Purpose: Using learning analytics, the authors explore how students progress from exploration, through tinkering, to refinement, a pathway that they term EXTIRE.
Findings: Tinkering can be a valuable approach for novices.There is not a clear linear path from worse to better, and the paths taken by different students were different. There was an “epistemological pluralism” (Turkle & Papert, 1990) to their approaches; the students generally wandered through a few relatively similar patterns of activity given the huge space of possible approaches and possible programs. The rapid feedback of the IPRO environment enabled students to evaluate their programs extremely frequently, and students fussed and experimented frequently. Students’ best programs got much better over time, but students were, not surprisingly, still not expert programmers after 90 min of work. The average program quality of student programs grew significantly but modestly.
Recommendations: Instructors should more clearly articulate descriptions of tinkering and situate it in the context of exploration and refinement.
Sample Size: 53
Participant Type: Female high school students only (novice programmers - medium prior experience). Most of them were juniors (35) and the rest sophomores.
Notes: Students participated in a week long, game development summer camp; students stayed on campus, collaborated on games, and met professional computer scientists.

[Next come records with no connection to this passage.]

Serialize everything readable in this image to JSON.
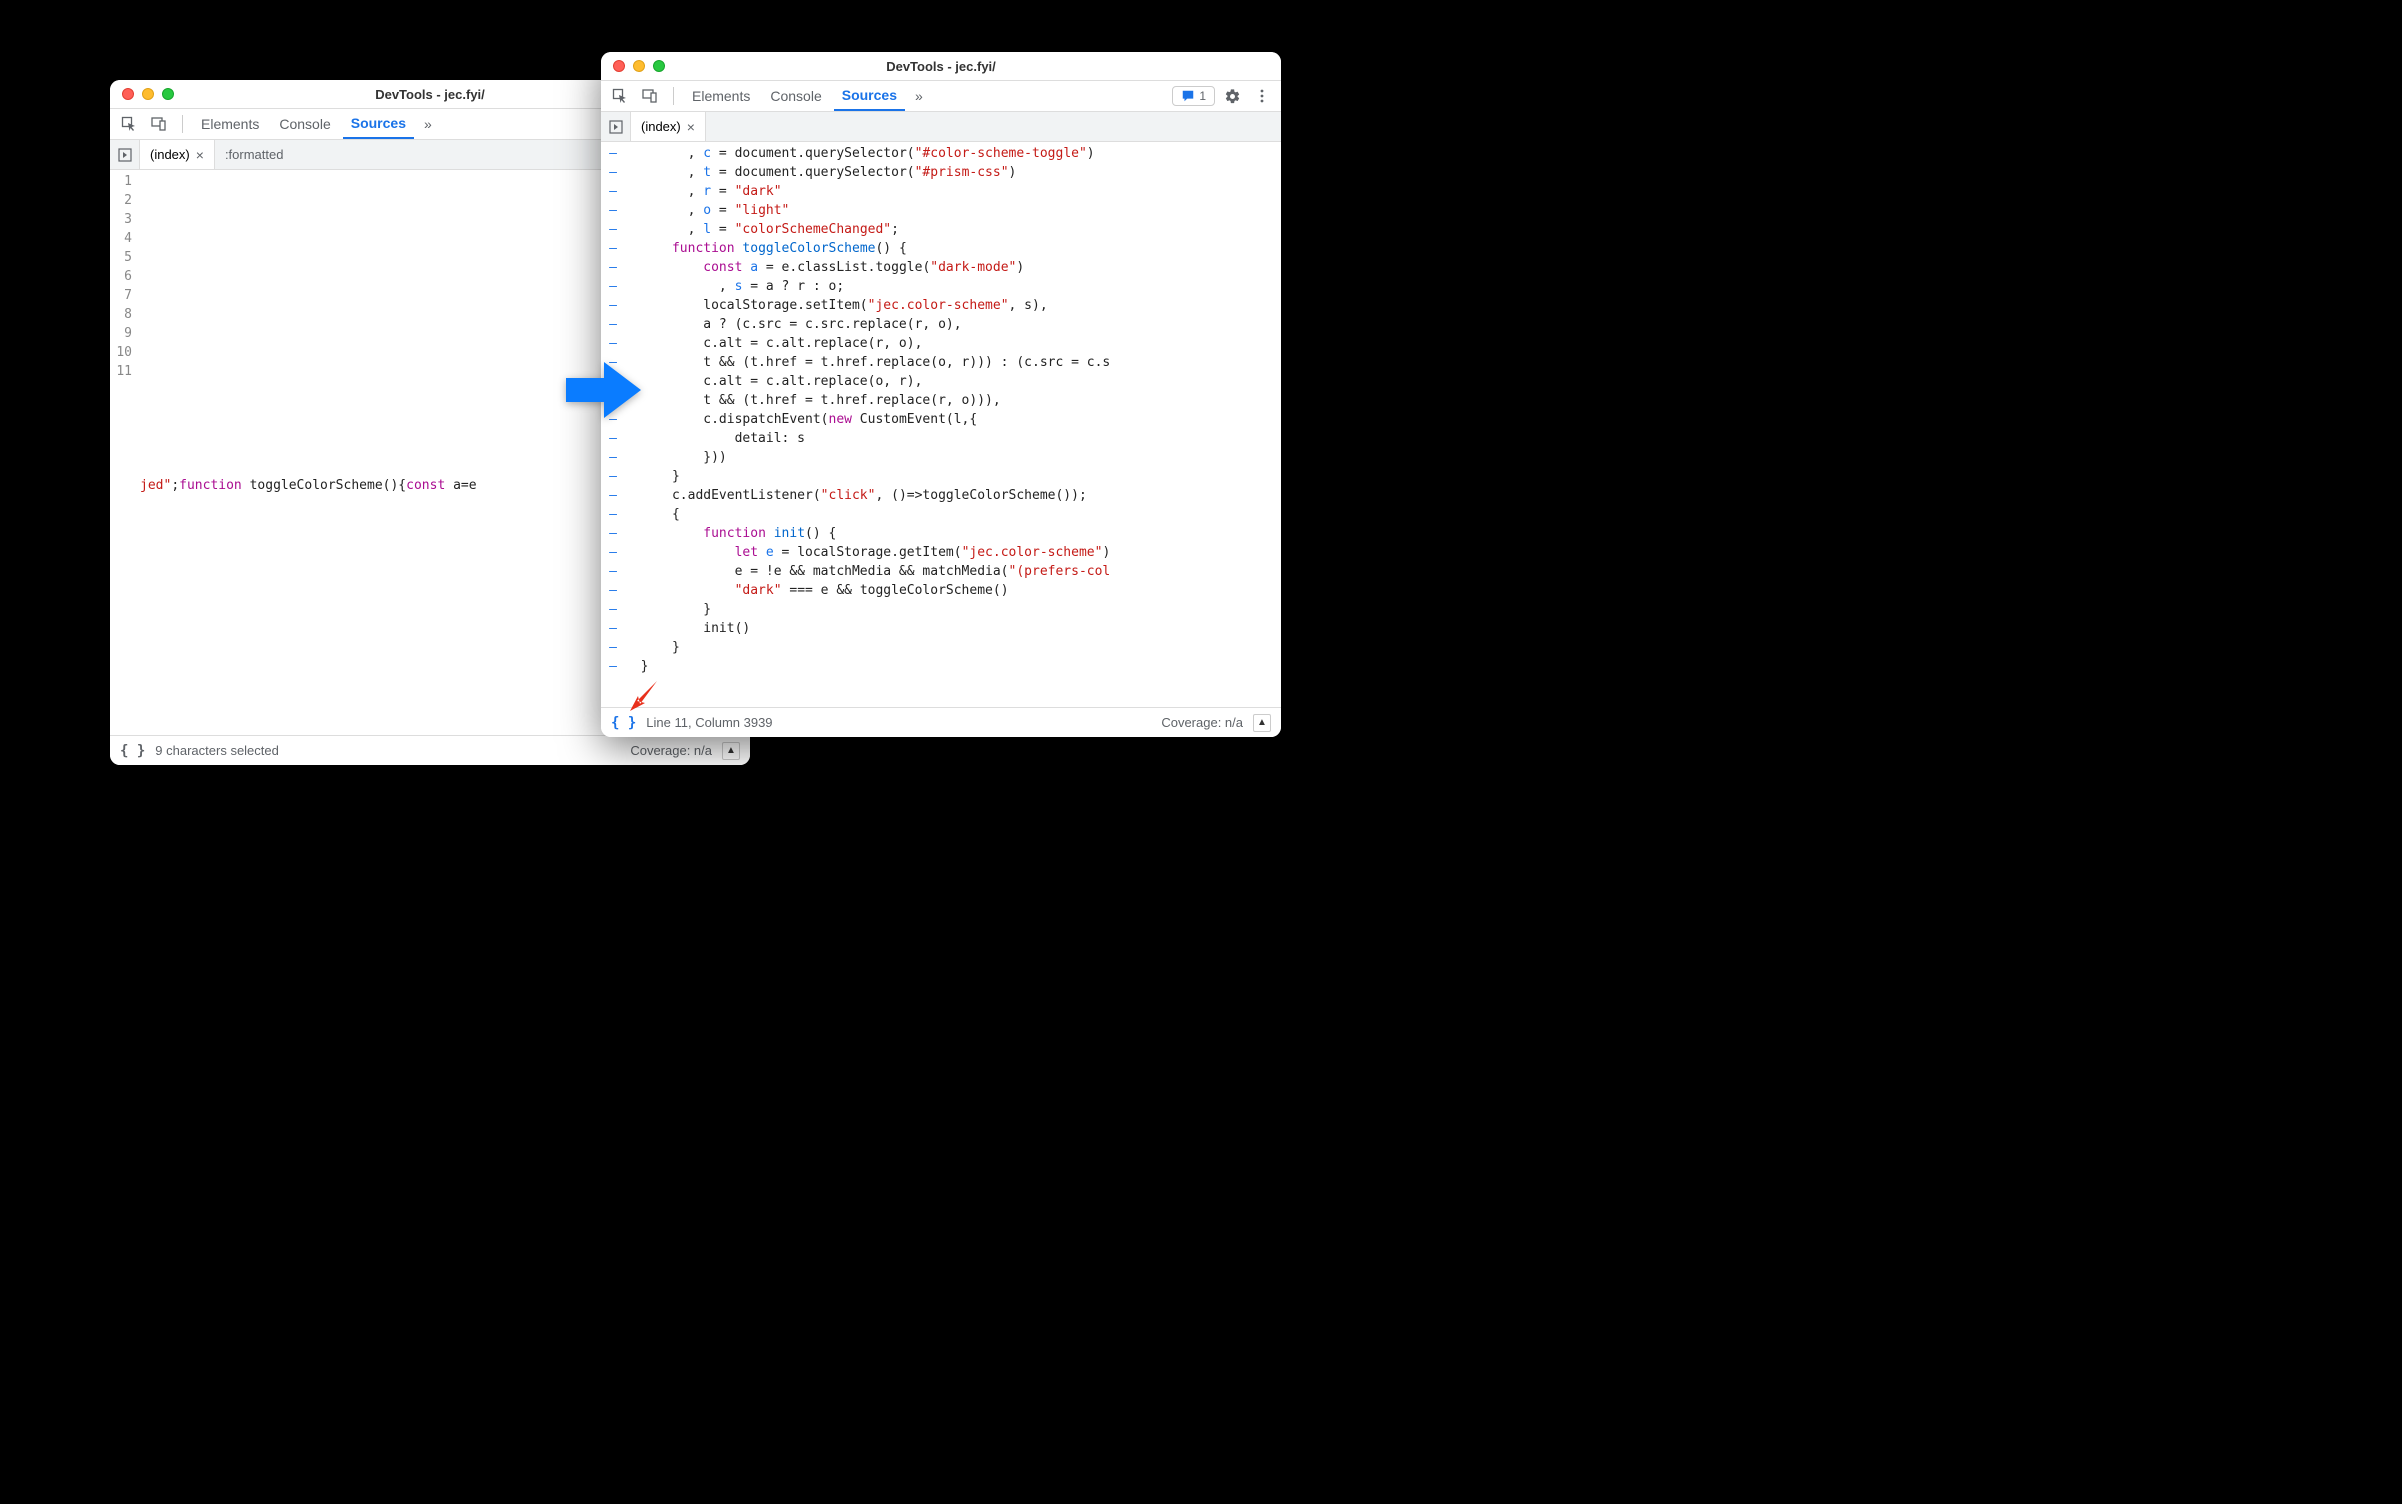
{
  "winLeft": {
    "title": "DevTools - jec.fyi/",
    "tabs": {
      "elements": "Elements",
      "console": "Console",
      "sources": "Sources"
    },
    "fileTabs": {
      "index": "(index)",
      "formatted": ":formatted"
    },
    "lines": [
      "1",
      "2",
      "3",
      "4",
      "5",
      "6",
      "7",
      "8",
      "9",
      "10",
      "11"
    ],
    "codePrefix": "jed\"",
    "codeSep1": ";",
    "codeKw1": "function",
    "codeFn": " toggleColorScheme",
    "codeParen": "(){",
    "codeKw2": "const",
    "codeTail": " a=e",
    "status": {
      "selection": "9 characters selected",
      "coverage": "Coverage: n/a"
    }
  },
  "winRight": {
    "title": "DevTools - jec.fyi/",
    "tabs": {
      "elements": "Elements",
      "console": "Console",
      "sources": "Sources"
    },
    "issueCount": "1",
    "fileTabs": {
      "index": "(index)"
    },
    "code": [
      {
        "indent": "        , ",
        "segs": [
          [
            "var",
            "c"
          ],
          [
            "p",
            " = document.querySelector("
          ],
          [
            "str",
            "\"#color-scheme-toggle\""
          ],
          [
            "p",
            ")"
          ]
        ]
      },
      {
        "indent": "        , ",
        "segs": [
          [
            "var",
            "t"
          ],
          [
            "p",
            " = document.querySelector("
          ],
          [
            "str",
            "\"#prism-css\""
          ],
          [
            "p",
            ")"
          ]
        ]
      },
      {
        "indent": "        , ",
        "segs": [
          [
            "var",
            "r"
          ],
          [
            "p",
            " = "
          ],
          [
            "str",
            "\"dark\""
          ]
        ]
      },
      {
        "indent": "        , ",
        "segs": [
          [
            "var",
            "o"
          ],
          [
            "p",
            " = "
          ],
          [
            "str",
            "\"light\""
          ]
        ]
      },
      {
        "indent": "        , ",
        "segs": [
          [
            "var",
            "l"
          ],
          [
            "p",
            " = "
          ],
          [
            "str",
            "\"colorSchemeChanged\""
          ],
          [
            "p",
            ";"
          ]
        ]
      },
      {
        "indent": "      ",
        "segs": [
          [
            "kw",
            "function"
          ],
          [
            "p",
            " "
          ],
          [
            "def",
            "toggleColorScheme"
          ],
          [
            "p",
            "() {"
          ]
        ]
      },
      {
        "indent": "          ",
        "segs": [
          [
            "kw",
            "const"
          ],
          [
            "p",
            " "
          ],
          [
            "var",
            "a"
          ],
          [
            "p",
            " = e.classList.toggle("
          ],
          [
            "str",
            "\"dark-mode\""
          ],
          [
            "p",
            ")"
          ]
        ]
      },
      {
        "indent": "            , ",
        "segs": [
          [
            "var",
            "s"
          ],
          [
            "p",
            " = a ? r : o;"
          ]
        ]
      },
      {
        "indent": "          ",
        "segs": [
          [
            "p",
            "localStorage.setItem("
          ],
          [
            "str",
            "\"jec.color-scheme\""
          ],
          [
            "p",
            ", s),"
          ]
        ]
      },
      {
        "indent": "          ",
        "segs": [
          [
            "p",
            "a ? (c.src = c.src.replace(r, o),"
          ]
        ]
      },
      {
        "indent": "          ",
        "segs": [
          [
            "p",
            "c.alt = c.alt.replace(r, o),"
          ]
        ]
      },
      {
        "indent": "          ",
        "segs": [
          [
            "p",
            "t && (t.href = t.href.replace(o, r))) : (c.src = c.s"
          ]
        ]
      },
      {
        "indent": "          ",
        "segs": [
          [
            "p",
            "c.alt = c.alt.replace(o, r),"
          ]
        ]
      },
      {
        "indent": "          ",
        "segs": [
          [
            "p",
            "t && (t.href = t.href.replace(r, o))),"
          ]
        ]
      },
      {
        "indent": "          ",
        "segs": [
          [
            "p",
            "c.dispatchEvent("
          ],
          [
            "kw",
            "new"
          ],
          [
            "p",
            " CustomEvent(l,{"
          ]
        ]
      },
      {
        "indent": "              ",
        "segs": [
          [
            "p",
            "detail: s"
          ]
        ]
      },
      {
        "indent": "          ",
        "segs": [
          [
            "p",
            "}))"
          ]
        ]
      },
      {
        "indent": "      ",
        "segs": [
          [
            "p",
            "}"
          ]
        ]
      },
      {
        "indent": "      ",
        "segs": [
          [
            "p",
            "c.addEventListener("
          ],
          [
            "str",
            "\"click\""
          ],
          [
            "p",
            ", ()=>toggleColorScheme());"
          ]
        ]
      },
      {
        "indent": "      ",
        "segs": [
          [
            "p",
            "{"
          ]
        ]
      },
      {
        "indent": "          ",
        "segs": [
          [
            "kw",
            "function"
          ],
          [
            "p",
            " "
          ],
          [
            "def",
            "init"
          ],
          [
            "p",
            "() {"
          ]
        ]
      },
      {
        "indent": "              ",
        "segs": [
          [
            "kw",
            "let"
          ],
          [
            "p",
            " "
          ],
          [
            "var",
            "e"
          ],
          [
            "p",
            " = localStorage.getItem("
          ],
          [
            "str",
            "\"jec.color-scheme\""
          ],
          [
            "p",
            ")"
          ]
        ]
      },
      {
        "indent": "              ",
        "segs": [
          [
            "p",
            "e = !e && matchMedia && matchMedia("
          ],
          [
            "str",
            "\"(prefers-col"
          ]
        ]
      },
      {
        "indent": "              ",
        "segs": [
          [
            "str",
            "\"dark\""
          ],
          [
            "p",
            " === e && toggleColorScheme()"
          ]
        ]
      },
      {
        "indent": "          ",
        "segs": [
          [
            "p",
            "}"
          ]
        ]
      },
      {
        "indent": "          ",
        "segs": [
          [
            "p",
            "init()"
          ]
        ]
      },
      {
        "indent": "      ",
        "segs": [
          [
            "p",
            "}"
          ]
        ]
      },
      {
        "indent": "  ",
        "segs": [
          [
            "p",
            "}"
          ]
        ]
      }
    ],
    "status": {
      "position": "Line 11, Column 3939",
      "coverage": "Coverage: n/a"
    }
  }
}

Data from the camp were analyzed using IPRO, a programming game for iOS devices.